* [Directions] Every picture stays out; everything else in the listing below is to be returned exactly.

━━━━━━━━━━━━━━━━━━━━━━━━━━━━━━

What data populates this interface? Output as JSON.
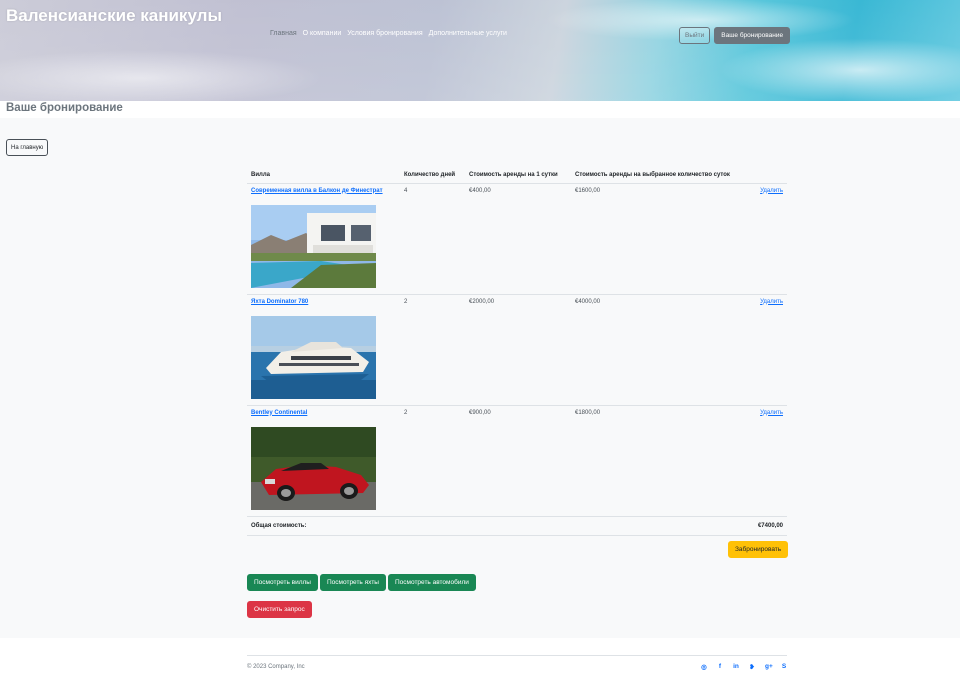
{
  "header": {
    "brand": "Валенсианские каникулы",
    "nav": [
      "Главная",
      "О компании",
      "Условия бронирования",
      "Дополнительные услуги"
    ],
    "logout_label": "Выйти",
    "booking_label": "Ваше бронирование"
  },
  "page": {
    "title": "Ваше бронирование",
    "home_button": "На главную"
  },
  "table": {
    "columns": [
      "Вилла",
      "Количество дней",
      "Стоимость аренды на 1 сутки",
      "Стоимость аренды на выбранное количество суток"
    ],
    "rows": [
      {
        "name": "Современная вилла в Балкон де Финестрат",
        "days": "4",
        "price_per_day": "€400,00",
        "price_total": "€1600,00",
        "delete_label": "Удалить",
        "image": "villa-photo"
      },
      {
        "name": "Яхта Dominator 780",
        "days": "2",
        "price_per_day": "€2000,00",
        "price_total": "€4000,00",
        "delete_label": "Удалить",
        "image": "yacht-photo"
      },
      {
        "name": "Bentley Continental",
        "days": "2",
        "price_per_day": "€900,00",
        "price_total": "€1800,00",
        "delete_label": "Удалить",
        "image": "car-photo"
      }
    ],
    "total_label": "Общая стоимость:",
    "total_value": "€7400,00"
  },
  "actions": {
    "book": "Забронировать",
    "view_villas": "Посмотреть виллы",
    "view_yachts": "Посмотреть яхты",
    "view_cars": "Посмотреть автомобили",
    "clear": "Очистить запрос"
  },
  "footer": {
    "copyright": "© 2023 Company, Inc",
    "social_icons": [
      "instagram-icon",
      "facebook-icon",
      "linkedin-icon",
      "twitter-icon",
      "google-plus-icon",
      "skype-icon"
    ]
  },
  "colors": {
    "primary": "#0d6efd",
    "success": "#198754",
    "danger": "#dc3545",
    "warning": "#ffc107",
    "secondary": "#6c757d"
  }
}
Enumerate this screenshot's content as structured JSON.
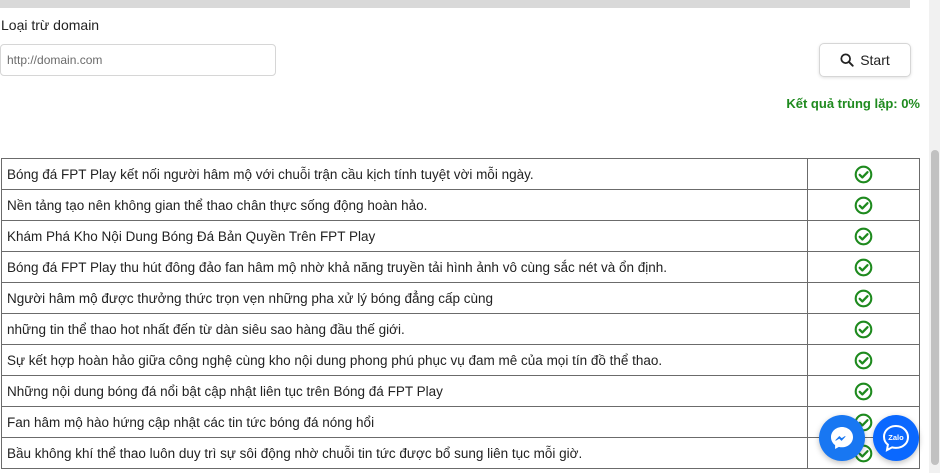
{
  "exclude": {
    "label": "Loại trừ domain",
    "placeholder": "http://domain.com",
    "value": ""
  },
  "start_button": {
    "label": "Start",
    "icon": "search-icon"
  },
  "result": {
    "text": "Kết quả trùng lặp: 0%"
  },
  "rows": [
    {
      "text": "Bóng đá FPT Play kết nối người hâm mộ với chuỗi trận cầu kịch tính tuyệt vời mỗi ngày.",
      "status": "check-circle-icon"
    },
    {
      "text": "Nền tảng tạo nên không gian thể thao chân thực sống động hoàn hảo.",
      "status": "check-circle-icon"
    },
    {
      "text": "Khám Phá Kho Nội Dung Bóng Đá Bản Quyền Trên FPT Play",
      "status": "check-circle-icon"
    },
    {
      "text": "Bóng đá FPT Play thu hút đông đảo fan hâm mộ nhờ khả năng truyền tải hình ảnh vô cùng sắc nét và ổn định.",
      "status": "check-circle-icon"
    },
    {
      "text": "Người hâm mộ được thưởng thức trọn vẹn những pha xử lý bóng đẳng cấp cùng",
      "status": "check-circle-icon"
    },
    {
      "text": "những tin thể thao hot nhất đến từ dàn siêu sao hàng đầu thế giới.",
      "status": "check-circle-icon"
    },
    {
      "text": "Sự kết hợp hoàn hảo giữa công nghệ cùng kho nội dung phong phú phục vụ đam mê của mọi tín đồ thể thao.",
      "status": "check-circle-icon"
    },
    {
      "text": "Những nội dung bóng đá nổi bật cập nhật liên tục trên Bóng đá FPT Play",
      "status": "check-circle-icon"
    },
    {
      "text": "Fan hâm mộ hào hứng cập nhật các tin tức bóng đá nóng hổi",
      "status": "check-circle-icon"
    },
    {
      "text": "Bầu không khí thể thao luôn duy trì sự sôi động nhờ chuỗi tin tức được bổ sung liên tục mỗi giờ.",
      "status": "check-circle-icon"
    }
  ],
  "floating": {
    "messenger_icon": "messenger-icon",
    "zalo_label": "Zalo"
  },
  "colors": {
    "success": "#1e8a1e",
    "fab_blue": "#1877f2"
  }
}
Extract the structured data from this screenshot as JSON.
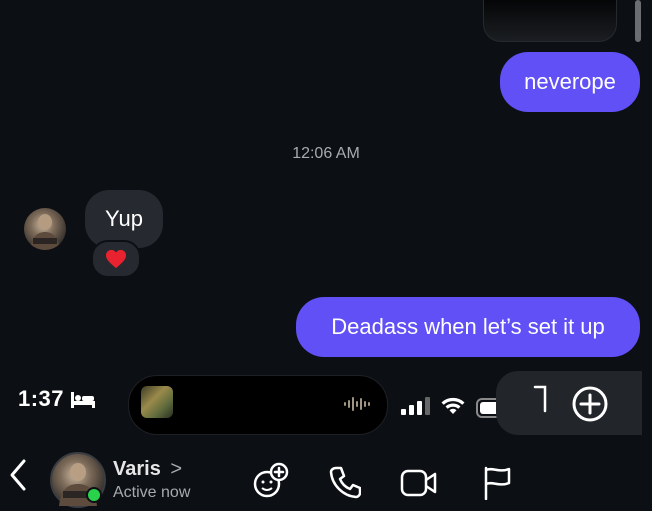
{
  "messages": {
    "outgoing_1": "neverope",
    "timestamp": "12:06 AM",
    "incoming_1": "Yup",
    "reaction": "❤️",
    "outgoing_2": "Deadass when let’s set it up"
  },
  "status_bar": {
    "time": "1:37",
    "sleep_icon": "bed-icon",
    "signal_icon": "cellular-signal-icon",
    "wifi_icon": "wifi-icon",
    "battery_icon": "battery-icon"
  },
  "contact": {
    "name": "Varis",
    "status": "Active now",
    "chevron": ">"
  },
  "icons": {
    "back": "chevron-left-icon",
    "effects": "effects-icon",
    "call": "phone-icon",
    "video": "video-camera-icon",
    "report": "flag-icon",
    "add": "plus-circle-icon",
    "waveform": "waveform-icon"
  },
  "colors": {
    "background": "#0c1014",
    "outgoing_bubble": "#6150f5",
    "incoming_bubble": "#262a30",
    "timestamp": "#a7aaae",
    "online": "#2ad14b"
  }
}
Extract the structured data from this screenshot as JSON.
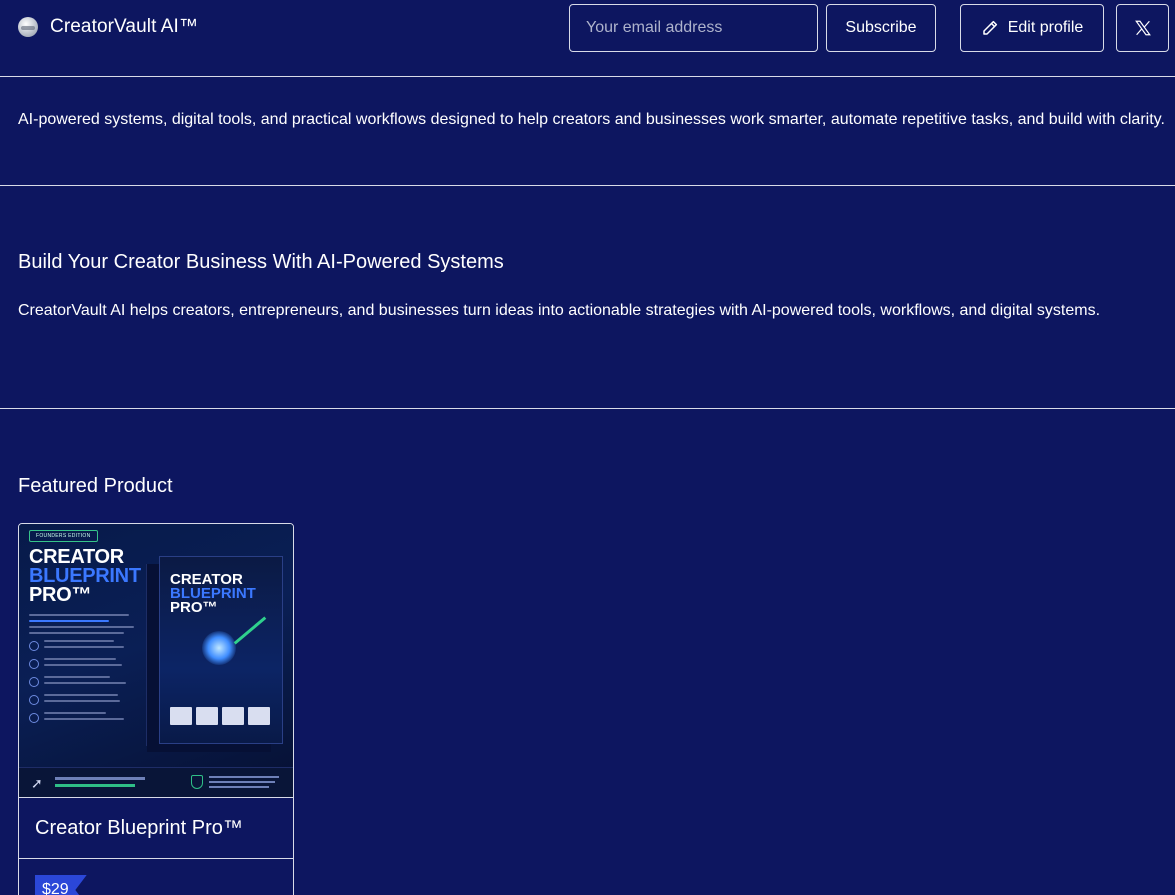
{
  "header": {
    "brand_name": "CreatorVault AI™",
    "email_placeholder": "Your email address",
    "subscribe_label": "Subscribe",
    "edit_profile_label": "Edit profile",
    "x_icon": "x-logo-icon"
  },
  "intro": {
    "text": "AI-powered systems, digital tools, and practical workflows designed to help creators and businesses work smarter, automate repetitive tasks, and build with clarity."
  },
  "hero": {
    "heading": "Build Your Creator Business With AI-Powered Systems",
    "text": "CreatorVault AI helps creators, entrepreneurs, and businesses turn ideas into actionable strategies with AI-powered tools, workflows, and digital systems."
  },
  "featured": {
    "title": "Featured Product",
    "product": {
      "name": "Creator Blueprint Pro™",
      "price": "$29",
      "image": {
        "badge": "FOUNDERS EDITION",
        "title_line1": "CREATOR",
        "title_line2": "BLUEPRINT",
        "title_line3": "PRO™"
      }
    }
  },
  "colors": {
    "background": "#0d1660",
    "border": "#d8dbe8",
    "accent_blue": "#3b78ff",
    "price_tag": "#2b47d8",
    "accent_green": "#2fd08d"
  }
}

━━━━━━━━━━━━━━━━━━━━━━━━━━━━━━

* [Answer section]
What data populates this interface? Output as JSON.
{
  "header": {
    "brand": "Валенсианские каникулы",
    "nav": [
      "Главная",
      "О компании",
      "Условия бронирования",
      "Дополнительные услуги"
    ],
    "logout_label": "Выйти",
    "booking_label": "Ваше бронирование"
  },
  "page": {
    "title": "Ваше бронирование",
    "home_button": "На главную"
  },
  "table": {
    "columns": [
      "Вилла",
      "Количество дней",
      "Стоимость аренды на 1 сутки",
      "Стоимость аренды на выбранное количество суток"
    ],
    "rows": [
      {
        "name": "Современная вилла в Балкон де Финестрат",
        "days": "4",
        "price_per_day": "€400,00",
        "price_total": "€1600,00",
        "delete_label": "Удалить",
        "image": "villa-photo"
      },
      {
        "name": "Яхта Dominator 780",
        "days": "2",
        "price_per_day": "€2000,00",
        "price_total": "€4000,00",
        "delete_label": "Удалить",
        "image": "yacht-photo"
      },
      {
        "name": "Bentley Continental",
        "days": "2",
        "price_per_day": "€900,00",
        "price_total": "€1800,00",
        "delete_label": "Удалить",
        "image": "car-photo"
      }
    ],
    "total_label": "Общая стоимость:",
    "total_value": "€7400,00"
  },
  "actions": {
    "book": "Забронировать",
    "view_villas": "Посмотреть виллы",
    "view_yachts": "Посмотреть яхты",
    "view_cars": "Посмотреть автомобили",
    "clear": "Очистить запрос"
  },
  "footer": {
    "copyright": "© 2023 Company, Inc",
    "social_icons": [
      "instagram-icon",
      "facebook-icon",
      "linkedin-icon",
      "twitter-icon",
      "google-plus-icon",
      "skype-icon"
    ]
  },
  "colors": {
    "primary": "#0d6efd",
    "success": "#198754",
    "danger": "#dc3545",
    "warning": "#ffc107",
    "secondary": "#6c757d"
  }
}
Enumerate this screenshot's content as structured JSON.
{
  "exclude": {
    "label": "Loại trừ domain",
    "placeholder": "http://domain.com",
    "value": ""
  },
  "start_button": {
    "label": "Start",
    "icon": "search-icon"
  },
  "result": {
    "text": "Kết quả trùng lặp: 0%"
  },
  "rows": [
    {
      "text": "Bóng đá FPT Play kết nối người hâm mộ với chuỗi trận cầu kịch tính tuyệt vời mỗi ngày.",
      "status": "check-circle-icon"
    },
    {
      "text": "Nền tảng tạo nên không gian thể thao chân thực sống động hoàn hảo.",
      "status": "check-circle-icon"
    },
    {
      "text": "Khám Phá Kho Nội Dung Bóng Đá Bản Quyền Trên FPT Play",
      "status": "check-circle-icon"
    },
    {
      "text": "Bóng đá FPT Play thu hút đông đảo fan hâm mộ nhờ khả năng truyền tải hình ảnh vô cùng sắc nét và ổn định.",
      "status": "check-circle-icon"
    },
    {
      "text": "Người hâm mộ được thưởng thức trọn vẹn những pha xử lý bóng đẳng cấp cùng",
      "status": "check-circle-icon"
    },
    {
      "text": "những tin thể thao hot nhất đến từ dàn siêu sao hàng đầu thế giới.",
      "status": "check-circle-icon"
    },
    {
      "text": "Sự kết hợp hoàn hảo giữa công nghệ cùng kho nội dung phong phú phục vụ đam mê của mọi tín đồ thể thao.",
      "status": "check-circle-icon"
    },
    {
      "text": "Những nội dung bóng đá nổi bật cập nhật liên tục trên Bóng đá FPT Play",
      "status": "check-circle-icon"
    },
    {
      "text": "Fan hâm mộ hào hứng cập nhật các tin tức bóng đá nóng hổi",
      "status": "check-circle-icon"
    },
    {
      "text": "Bầu không khí thể thao luôn duy trì sự sôi động nhờ chuỗi tin tức được bổ sung liên tục mỗi giờ.",
      "status": "check-circle-icon"
    }
  ],
  "floating": {
    "messenger_icon": "messenger-icon",
    "zalo_label": "Zalo"
  },
  "colors": {
    "success": "#1e8a1e",
    "fab_blue": "#1877f2"
  }
}
Extract the structured data from this screenshot as JSON.
{
  "messages": {
    "outgoing_1": "neverope",
    "timestamp": "12:06 AM",
    "incoming_1": "Yup",
    "reaction": "❤️",
    "outgoing_2": "Deadass when let’s set it up"
  },
  "status_bar": {
    "time": "1:37",
    "sleep_icon": "bed-icon",
    "signal_icon": "cellular-signal-icon",
    "wifi_icon": "wifi-icon",
    "battery_icon": "battery-icon"
  },
  "contact": {
    "name": "Varis",
    "status": "Active now",
    "chevron": ">"
  },
  "icons": {
    "back": "chevron-left-icon",
    "effects": "effects-icon",
    "call": "phone-icon",
    "video": "video-camera-icon",
    "report": "flag-icon",
    "add": "plus-circle-icon",
    "waveform": "waveform-icon"
  },
  "colors": {
    "background": "#0c1014",
    "outgoing_bubble": "#6150f5",
    "incoming_bubble": "#262a30",
    "timestamp": "#a7aaae",
    "online": "#2ad14b"
  }
}
Extract the structured data from this screenshot as JSON.
{
  "header": {
    "brand_name": "CreatorVault AI™",
    "email_placeholder": "Your email address",
    "subscribe_label": "Subscribe",
    "edit_profile_label": "Edit profile",
    "x_icon": "x-logo-icon"
  },
  "intro": {
    "text": "AI-powered systems, digital tools, and practical workflows designed to help creators and businesses work smarter, automate repetitive tasks, and build with clarity."
  },
  "hero": {
    "heading": "Build Your Creator Business With AI-Powered Systems",
    "text": "CreatorVault AI helps creators, entrepreneurs, and businesses turn ideas into actionable strategies with AI-powered tools, workflows, and digital systems."
  },
  "featured": {
    "title": "Featured Product",
    "product": {
      "name": "Creator Blueprint Pro™",
      "price": "$29",
      "image": {
        "badge": "FOUNDERS EDITION",
        "title_line1": "CREATOR",
        "title_line2": "BLUEPRINT",
        "title_line3": "PRO™"
      }
    }
  },
  "colors": {
    "background": "#0d1660",
    "border": "#d8dbe8",
    "accent_blue": "#3b78ff",
    "price_tag": "#2b47d8",
    "accent_green": "#2fd08d"
  }
}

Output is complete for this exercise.